▶ [ACTIVITY] Provide the count of lines below where "JSON" occurs, with no other output.
[[ LISTED ENTRIES open ]]
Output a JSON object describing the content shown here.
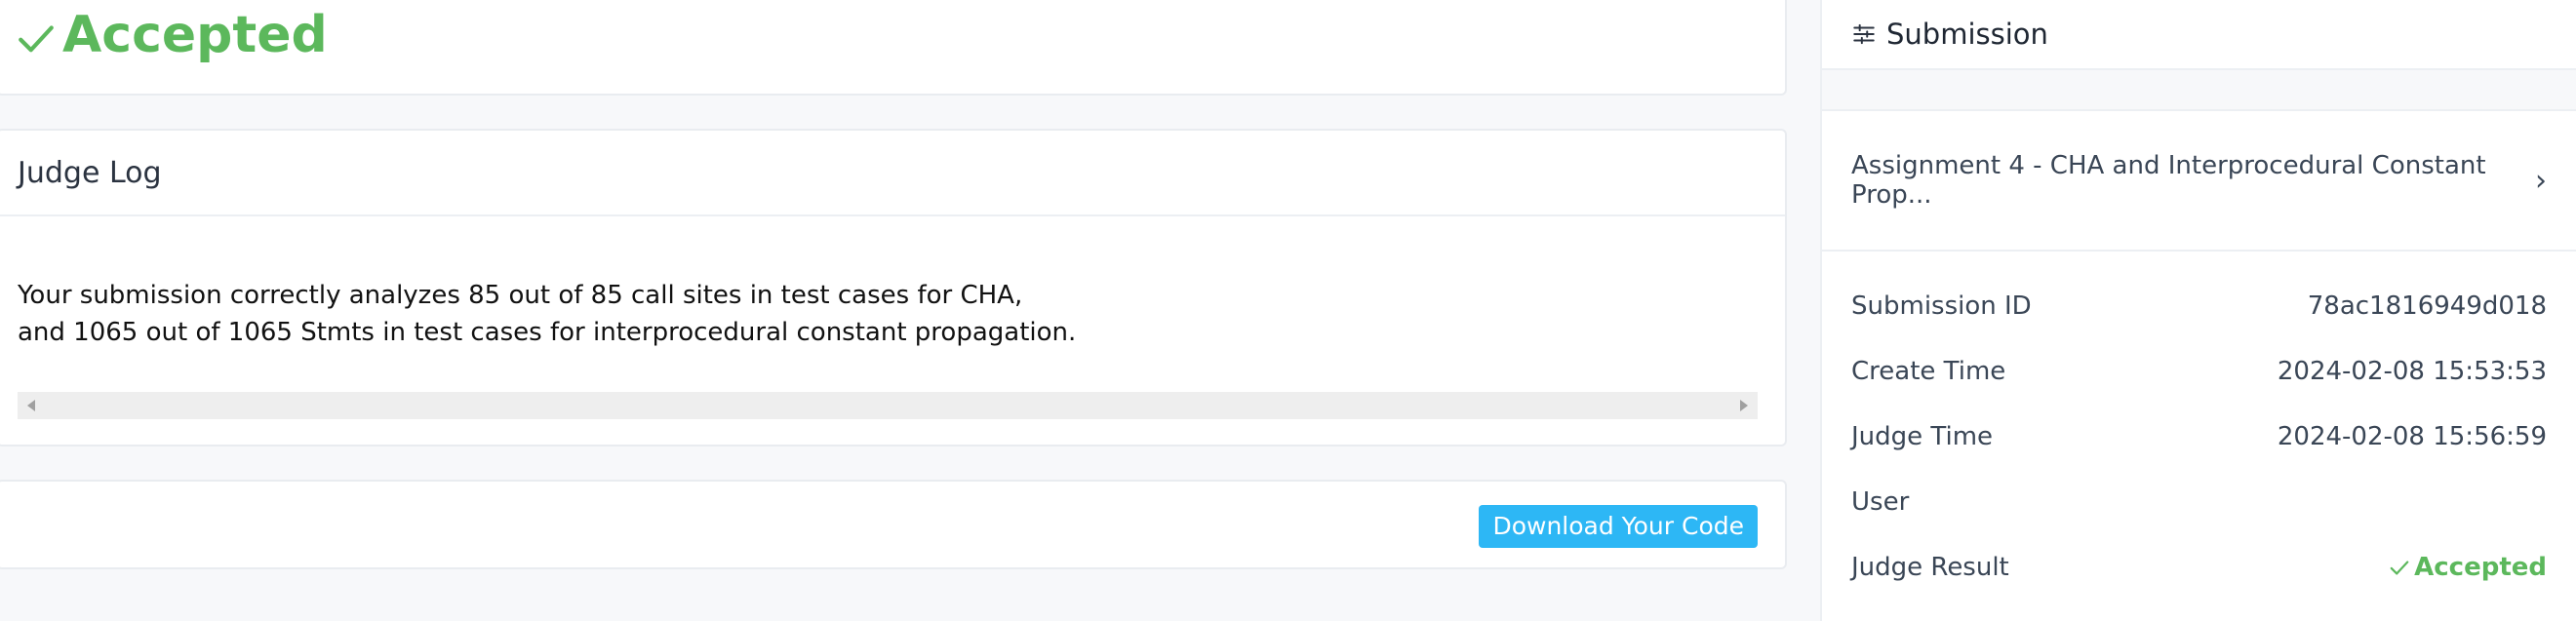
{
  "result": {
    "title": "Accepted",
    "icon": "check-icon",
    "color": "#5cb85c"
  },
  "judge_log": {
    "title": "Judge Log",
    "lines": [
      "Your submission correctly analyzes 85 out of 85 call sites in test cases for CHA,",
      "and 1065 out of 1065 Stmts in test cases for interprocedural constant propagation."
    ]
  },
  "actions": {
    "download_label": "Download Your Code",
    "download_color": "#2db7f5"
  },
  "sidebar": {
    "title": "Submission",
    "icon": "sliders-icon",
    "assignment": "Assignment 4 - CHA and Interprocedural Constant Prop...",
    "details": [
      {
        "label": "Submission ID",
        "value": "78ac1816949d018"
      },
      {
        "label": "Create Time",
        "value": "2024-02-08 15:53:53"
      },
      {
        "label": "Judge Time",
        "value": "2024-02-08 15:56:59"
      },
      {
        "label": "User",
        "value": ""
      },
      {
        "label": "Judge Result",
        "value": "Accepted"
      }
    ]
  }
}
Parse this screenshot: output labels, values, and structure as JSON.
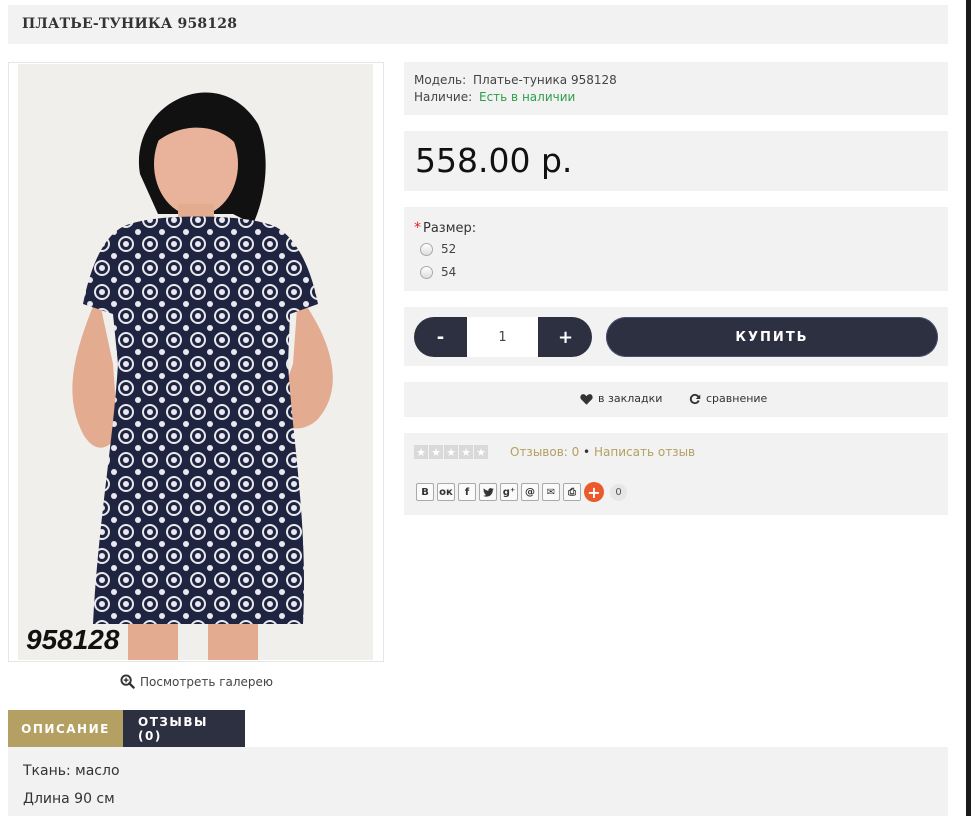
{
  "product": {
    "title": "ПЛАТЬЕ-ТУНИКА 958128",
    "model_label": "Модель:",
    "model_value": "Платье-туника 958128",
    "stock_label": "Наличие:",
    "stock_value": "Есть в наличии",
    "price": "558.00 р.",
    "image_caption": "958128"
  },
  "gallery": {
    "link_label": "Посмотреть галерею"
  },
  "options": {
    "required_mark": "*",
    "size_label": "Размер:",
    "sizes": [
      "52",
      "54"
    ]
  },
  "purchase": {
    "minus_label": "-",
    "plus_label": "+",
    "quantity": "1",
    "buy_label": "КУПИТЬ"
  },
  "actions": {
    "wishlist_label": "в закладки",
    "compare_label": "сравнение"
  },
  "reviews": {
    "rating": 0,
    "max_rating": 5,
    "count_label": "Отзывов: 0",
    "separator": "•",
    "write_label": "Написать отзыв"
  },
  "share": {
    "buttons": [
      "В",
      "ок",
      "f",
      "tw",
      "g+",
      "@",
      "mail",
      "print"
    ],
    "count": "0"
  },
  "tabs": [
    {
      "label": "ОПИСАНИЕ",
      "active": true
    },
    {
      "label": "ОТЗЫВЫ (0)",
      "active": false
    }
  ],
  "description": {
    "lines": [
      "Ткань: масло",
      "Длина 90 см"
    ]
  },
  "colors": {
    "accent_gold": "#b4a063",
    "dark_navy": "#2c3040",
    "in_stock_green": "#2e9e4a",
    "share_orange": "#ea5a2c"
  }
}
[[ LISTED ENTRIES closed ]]
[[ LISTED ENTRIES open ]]
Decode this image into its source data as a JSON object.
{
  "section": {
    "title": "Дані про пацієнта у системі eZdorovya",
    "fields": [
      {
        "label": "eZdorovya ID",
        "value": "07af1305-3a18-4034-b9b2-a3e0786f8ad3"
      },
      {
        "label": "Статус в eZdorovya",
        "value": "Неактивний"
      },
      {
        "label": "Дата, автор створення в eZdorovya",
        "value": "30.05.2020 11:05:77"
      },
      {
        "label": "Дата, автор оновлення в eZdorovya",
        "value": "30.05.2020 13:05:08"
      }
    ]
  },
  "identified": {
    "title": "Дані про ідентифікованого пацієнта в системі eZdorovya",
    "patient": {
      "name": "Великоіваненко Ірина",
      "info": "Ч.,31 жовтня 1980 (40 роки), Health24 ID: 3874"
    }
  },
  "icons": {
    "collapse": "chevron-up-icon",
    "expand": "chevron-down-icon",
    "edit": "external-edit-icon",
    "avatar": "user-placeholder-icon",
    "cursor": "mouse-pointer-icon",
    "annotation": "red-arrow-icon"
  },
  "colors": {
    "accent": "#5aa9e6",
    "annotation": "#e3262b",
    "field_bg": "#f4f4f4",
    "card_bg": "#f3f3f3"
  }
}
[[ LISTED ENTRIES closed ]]
▶ [ANSWER TO THIS EXERCISE] 3